**Exercise brief:** Go through the entries below and pick out every line with "description".

Items from an interface collection
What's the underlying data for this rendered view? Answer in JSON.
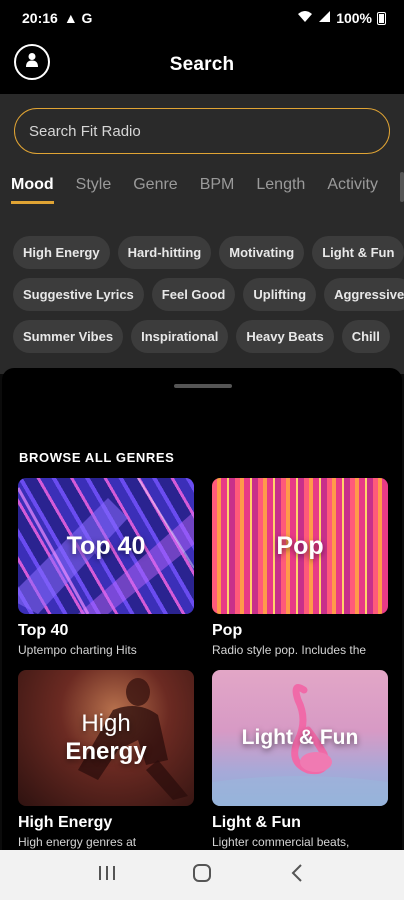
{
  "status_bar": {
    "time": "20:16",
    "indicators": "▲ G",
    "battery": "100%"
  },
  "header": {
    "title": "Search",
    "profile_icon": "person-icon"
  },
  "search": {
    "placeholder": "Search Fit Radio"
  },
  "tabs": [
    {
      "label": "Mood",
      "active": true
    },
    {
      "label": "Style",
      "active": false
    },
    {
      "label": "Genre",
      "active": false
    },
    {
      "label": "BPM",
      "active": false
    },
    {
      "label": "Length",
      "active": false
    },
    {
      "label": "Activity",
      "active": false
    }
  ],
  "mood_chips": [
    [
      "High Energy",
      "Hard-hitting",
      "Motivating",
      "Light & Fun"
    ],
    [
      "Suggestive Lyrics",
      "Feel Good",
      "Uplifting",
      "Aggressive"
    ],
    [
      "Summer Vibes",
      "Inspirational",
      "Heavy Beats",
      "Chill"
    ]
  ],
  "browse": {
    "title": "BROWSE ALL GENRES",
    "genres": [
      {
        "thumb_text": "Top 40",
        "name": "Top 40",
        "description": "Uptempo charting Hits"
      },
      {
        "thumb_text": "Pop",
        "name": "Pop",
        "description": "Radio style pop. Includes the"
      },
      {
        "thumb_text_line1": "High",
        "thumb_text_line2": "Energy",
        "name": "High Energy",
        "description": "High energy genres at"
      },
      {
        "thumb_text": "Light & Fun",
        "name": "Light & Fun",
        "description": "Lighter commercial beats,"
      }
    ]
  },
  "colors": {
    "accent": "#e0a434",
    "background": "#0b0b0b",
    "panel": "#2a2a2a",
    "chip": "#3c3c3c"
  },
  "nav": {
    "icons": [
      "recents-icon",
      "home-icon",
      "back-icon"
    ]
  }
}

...

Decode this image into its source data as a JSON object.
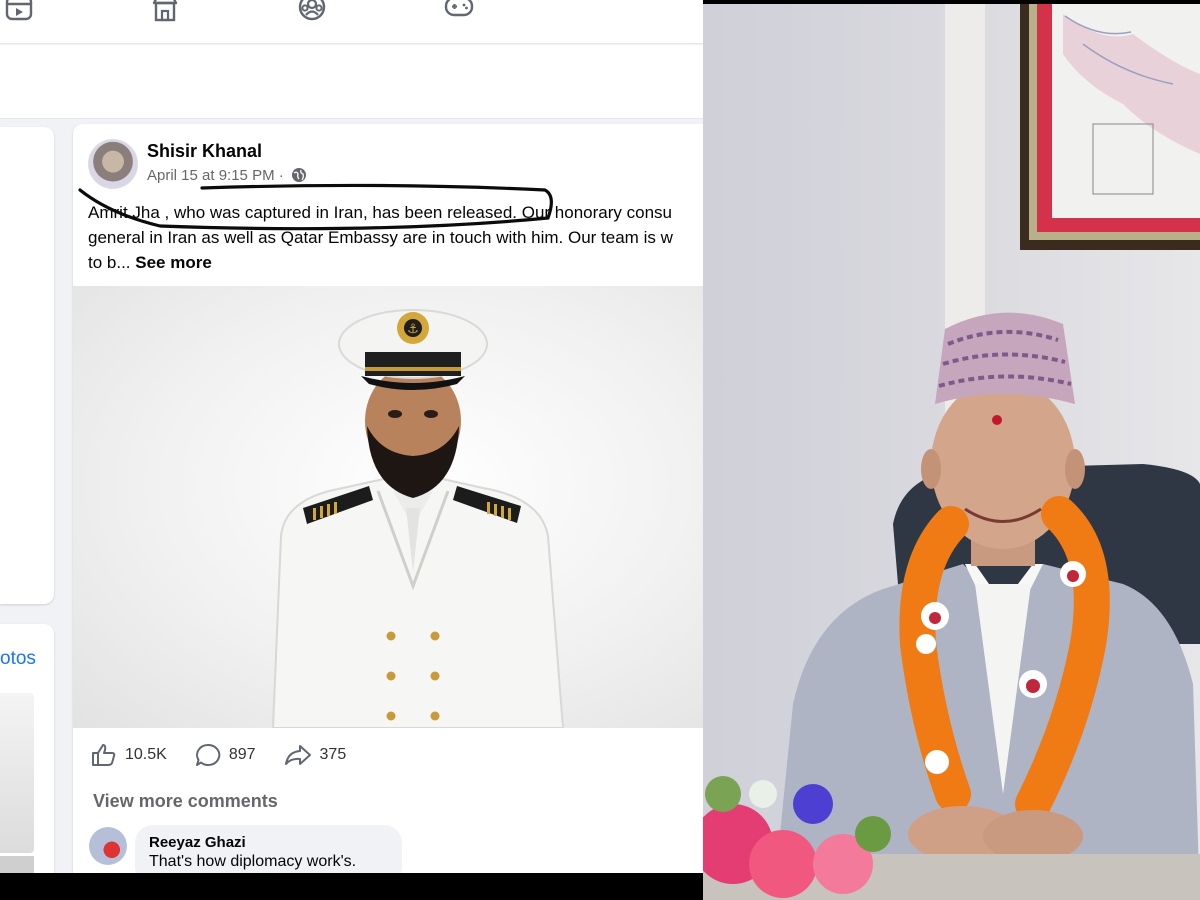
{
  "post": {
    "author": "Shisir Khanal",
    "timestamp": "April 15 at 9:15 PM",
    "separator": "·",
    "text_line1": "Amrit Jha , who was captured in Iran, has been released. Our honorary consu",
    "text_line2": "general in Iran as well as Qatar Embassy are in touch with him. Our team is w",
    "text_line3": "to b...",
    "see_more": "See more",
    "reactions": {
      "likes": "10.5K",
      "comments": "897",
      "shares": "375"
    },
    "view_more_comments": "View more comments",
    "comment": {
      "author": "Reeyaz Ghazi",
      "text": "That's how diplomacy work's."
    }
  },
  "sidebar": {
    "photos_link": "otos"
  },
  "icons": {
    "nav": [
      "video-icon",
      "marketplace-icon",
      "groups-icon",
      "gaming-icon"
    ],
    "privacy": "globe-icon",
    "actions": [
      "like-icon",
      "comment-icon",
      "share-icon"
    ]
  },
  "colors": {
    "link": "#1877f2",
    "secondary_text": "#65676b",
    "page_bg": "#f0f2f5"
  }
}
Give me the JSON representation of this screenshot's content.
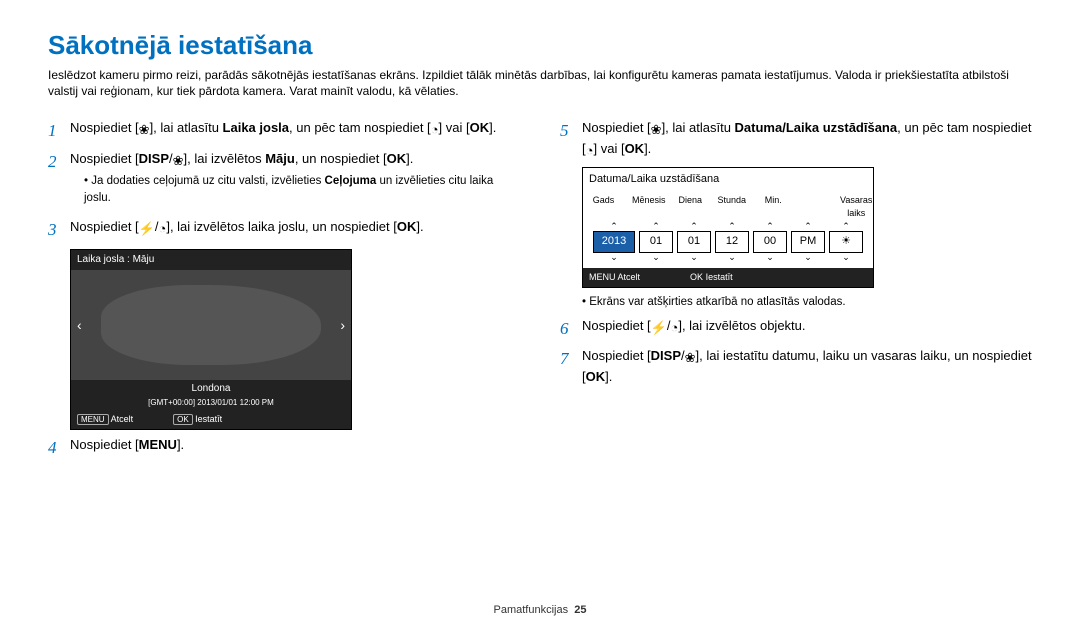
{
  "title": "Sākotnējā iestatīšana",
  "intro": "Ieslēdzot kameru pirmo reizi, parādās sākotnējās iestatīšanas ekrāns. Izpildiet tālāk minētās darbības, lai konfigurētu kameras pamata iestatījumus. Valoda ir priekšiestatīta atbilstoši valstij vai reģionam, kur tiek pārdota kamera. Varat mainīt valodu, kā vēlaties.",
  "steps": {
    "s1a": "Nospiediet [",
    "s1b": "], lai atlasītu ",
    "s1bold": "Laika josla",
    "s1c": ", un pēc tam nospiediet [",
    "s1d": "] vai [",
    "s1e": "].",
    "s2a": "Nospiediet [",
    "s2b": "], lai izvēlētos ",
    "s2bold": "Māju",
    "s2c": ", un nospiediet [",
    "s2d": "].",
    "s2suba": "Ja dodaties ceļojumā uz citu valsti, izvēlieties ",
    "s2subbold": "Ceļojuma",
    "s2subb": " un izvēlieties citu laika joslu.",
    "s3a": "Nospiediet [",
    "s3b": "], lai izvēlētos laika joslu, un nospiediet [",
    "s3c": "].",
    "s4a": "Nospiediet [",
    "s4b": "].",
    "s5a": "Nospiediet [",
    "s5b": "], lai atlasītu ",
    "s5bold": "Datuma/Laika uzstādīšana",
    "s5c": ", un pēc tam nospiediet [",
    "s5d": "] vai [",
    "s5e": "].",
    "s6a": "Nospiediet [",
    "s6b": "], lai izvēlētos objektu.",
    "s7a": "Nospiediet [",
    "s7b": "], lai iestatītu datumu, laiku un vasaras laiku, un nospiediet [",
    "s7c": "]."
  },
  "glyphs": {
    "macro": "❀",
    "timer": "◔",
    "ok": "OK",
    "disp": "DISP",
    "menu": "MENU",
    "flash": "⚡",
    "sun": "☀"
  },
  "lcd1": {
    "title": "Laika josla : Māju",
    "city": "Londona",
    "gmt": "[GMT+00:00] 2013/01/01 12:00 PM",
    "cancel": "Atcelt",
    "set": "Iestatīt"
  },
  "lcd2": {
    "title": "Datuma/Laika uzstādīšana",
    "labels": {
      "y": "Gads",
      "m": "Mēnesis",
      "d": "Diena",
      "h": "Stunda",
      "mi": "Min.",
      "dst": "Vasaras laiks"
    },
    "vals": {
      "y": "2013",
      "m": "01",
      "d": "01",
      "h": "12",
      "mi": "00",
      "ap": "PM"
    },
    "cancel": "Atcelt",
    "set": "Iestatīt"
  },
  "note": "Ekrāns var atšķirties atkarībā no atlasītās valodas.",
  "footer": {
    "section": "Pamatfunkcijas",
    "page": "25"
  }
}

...

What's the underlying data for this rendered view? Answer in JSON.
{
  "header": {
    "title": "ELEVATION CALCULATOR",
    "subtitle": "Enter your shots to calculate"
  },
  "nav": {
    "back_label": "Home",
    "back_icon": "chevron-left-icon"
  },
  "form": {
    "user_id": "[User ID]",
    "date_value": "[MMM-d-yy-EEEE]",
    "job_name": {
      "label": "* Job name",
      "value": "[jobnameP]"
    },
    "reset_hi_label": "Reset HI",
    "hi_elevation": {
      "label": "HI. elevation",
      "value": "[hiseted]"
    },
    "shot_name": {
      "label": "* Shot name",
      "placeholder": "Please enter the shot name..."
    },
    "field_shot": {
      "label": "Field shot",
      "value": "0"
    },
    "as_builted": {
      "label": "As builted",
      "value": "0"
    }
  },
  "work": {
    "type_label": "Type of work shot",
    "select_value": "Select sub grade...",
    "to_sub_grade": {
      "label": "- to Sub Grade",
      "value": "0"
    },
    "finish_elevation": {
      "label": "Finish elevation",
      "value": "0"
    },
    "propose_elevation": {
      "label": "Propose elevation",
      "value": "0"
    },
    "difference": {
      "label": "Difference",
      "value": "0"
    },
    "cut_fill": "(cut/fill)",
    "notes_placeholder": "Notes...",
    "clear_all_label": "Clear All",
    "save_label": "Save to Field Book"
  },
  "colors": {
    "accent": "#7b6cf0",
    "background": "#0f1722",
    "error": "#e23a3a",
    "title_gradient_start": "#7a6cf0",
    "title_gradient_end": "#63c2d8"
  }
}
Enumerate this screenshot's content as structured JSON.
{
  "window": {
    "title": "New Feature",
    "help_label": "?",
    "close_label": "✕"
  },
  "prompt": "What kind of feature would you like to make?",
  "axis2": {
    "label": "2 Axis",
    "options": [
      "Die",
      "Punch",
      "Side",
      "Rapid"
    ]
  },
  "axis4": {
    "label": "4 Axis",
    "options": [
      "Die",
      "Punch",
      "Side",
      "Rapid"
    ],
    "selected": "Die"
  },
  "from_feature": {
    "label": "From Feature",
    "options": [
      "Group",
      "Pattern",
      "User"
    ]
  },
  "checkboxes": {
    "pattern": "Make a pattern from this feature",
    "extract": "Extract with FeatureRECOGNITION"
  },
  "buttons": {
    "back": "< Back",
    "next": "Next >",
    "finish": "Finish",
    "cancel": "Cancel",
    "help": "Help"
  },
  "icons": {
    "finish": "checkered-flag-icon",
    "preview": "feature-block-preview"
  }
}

**Solution to this problem:**
        "description": "Uptempo charting Hits"
        "description": "Radio style pop. Includes the"
        "description": "High energy genres at"
        "description": "Lighter commercial beats,"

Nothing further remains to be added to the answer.